* **Assignment**: Could you find each line of the data below that contains the word "Sosyal" and copy those lines?

Records from a dataset
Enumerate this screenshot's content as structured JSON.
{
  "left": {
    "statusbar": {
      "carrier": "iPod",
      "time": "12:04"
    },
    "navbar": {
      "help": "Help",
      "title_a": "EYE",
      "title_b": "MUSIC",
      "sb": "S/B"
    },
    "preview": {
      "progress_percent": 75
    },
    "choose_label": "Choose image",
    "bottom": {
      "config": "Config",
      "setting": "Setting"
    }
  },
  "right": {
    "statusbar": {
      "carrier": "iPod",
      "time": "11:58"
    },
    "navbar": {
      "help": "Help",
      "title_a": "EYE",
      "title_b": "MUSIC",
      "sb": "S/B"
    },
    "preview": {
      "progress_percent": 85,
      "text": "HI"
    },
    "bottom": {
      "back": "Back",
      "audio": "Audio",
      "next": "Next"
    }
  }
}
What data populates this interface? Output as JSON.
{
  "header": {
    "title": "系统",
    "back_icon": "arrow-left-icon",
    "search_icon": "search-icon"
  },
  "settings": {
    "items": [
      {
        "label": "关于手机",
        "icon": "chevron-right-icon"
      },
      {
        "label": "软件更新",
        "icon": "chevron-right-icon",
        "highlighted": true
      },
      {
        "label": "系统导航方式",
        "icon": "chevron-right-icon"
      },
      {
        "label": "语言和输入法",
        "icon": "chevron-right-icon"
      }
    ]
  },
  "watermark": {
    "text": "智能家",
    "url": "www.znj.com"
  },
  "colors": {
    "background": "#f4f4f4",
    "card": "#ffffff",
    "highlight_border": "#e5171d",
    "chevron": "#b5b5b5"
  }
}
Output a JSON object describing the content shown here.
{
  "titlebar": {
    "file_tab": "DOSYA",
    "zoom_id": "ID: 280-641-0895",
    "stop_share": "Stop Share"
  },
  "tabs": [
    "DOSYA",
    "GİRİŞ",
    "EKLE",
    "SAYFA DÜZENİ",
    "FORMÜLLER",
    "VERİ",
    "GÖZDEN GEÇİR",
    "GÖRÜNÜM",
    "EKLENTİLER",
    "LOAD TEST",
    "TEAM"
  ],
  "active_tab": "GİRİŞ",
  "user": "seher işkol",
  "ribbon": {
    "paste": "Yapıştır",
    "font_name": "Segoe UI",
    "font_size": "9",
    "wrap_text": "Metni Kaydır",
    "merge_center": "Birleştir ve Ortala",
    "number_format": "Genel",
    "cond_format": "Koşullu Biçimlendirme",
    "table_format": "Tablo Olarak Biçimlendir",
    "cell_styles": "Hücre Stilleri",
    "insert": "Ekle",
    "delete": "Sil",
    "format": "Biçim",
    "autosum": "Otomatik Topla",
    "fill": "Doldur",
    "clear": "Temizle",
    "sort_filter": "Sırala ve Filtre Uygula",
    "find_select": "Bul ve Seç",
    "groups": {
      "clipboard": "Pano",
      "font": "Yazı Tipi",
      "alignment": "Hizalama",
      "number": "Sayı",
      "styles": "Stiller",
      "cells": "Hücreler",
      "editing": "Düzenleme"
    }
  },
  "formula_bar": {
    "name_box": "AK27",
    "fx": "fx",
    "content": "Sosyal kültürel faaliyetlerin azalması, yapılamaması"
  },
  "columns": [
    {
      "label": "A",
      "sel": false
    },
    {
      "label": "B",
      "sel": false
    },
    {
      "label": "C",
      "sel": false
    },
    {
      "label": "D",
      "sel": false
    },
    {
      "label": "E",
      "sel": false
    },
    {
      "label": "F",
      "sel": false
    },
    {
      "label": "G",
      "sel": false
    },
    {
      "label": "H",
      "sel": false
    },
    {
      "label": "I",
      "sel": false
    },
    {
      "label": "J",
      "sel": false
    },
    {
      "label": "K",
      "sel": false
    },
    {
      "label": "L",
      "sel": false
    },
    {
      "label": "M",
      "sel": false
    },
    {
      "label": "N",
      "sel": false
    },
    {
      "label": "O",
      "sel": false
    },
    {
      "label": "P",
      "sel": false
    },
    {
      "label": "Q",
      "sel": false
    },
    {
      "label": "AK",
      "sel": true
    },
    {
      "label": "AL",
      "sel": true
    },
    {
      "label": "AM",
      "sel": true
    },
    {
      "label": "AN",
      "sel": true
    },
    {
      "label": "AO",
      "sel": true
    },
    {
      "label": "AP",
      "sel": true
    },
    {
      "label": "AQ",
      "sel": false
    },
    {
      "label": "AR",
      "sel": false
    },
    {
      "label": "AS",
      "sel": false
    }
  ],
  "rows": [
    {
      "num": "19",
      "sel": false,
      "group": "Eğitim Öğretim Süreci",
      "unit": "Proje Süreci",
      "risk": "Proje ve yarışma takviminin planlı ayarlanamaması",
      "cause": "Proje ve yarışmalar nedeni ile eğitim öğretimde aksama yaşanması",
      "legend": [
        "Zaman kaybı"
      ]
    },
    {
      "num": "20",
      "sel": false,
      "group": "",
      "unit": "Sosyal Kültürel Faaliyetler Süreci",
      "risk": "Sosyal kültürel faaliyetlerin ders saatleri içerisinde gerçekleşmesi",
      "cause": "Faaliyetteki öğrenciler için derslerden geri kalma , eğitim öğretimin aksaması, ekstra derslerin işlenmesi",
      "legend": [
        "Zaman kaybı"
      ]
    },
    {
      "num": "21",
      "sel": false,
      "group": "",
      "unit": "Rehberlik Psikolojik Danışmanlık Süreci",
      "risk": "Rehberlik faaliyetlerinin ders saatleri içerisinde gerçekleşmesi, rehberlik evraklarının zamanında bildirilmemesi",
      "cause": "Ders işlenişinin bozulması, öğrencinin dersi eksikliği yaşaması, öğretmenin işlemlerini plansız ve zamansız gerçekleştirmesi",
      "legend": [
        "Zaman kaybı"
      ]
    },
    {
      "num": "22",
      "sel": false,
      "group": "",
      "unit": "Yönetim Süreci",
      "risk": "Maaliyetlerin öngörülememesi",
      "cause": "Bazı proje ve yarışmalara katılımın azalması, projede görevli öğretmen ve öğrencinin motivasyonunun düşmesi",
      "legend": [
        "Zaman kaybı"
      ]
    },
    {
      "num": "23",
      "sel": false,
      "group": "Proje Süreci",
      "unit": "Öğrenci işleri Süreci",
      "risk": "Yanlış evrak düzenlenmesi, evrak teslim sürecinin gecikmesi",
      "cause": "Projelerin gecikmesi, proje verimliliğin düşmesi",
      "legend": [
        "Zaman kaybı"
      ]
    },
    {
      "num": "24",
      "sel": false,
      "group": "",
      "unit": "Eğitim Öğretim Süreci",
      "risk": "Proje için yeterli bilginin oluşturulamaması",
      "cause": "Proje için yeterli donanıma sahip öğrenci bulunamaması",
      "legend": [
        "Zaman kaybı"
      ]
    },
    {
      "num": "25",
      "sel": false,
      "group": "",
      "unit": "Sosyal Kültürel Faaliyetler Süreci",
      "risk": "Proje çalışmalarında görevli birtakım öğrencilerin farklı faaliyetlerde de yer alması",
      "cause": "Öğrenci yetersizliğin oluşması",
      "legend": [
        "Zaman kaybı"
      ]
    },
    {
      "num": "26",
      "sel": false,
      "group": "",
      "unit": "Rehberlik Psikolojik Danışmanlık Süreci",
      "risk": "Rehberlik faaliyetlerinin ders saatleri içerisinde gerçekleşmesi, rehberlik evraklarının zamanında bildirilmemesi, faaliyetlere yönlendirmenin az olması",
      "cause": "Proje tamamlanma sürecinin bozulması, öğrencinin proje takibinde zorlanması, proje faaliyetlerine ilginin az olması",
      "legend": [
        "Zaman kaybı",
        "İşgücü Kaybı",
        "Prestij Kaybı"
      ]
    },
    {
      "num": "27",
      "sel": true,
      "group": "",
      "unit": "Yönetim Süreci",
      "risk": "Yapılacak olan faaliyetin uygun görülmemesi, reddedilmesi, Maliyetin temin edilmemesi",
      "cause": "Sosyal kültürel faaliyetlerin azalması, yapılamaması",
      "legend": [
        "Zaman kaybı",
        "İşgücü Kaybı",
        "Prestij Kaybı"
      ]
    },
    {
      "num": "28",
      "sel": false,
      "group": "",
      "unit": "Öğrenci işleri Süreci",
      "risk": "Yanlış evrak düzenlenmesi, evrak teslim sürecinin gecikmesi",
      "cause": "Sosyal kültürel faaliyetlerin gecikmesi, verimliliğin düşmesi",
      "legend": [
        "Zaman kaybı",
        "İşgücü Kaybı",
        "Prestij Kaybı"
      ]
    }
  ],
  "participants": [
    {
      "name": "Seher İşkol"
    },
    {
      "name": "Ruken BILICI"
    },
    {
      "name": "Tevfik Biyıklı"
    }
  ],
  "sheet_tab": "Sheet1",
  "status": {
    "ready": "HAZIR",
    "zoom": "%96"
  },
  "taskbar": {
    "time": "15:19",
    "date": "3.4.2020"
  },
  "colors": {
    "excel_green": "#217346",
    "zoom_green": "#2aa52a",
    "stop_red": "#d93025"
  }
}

* **Final answer**:
    "content": "Sosyal kültürel faaliyetlerin azalması, yapılamaması"
      "unit": "Sosyal Kültürel Faaliyetler Süreci",
      "risk": "Sosyal kültürel faaliyetlerin ders saatleri içerisinde gerçekleşmesi",
      "unit": "Sosyal Kültürel Faaliyetler Süreci",
      "cause": "Sosyal kültürel faaliyetlerin azalması, yapılamaması",
      "cause": "Sosyal kültürel faaliyetlerin gecikmesi, verimliliğin düşmesi",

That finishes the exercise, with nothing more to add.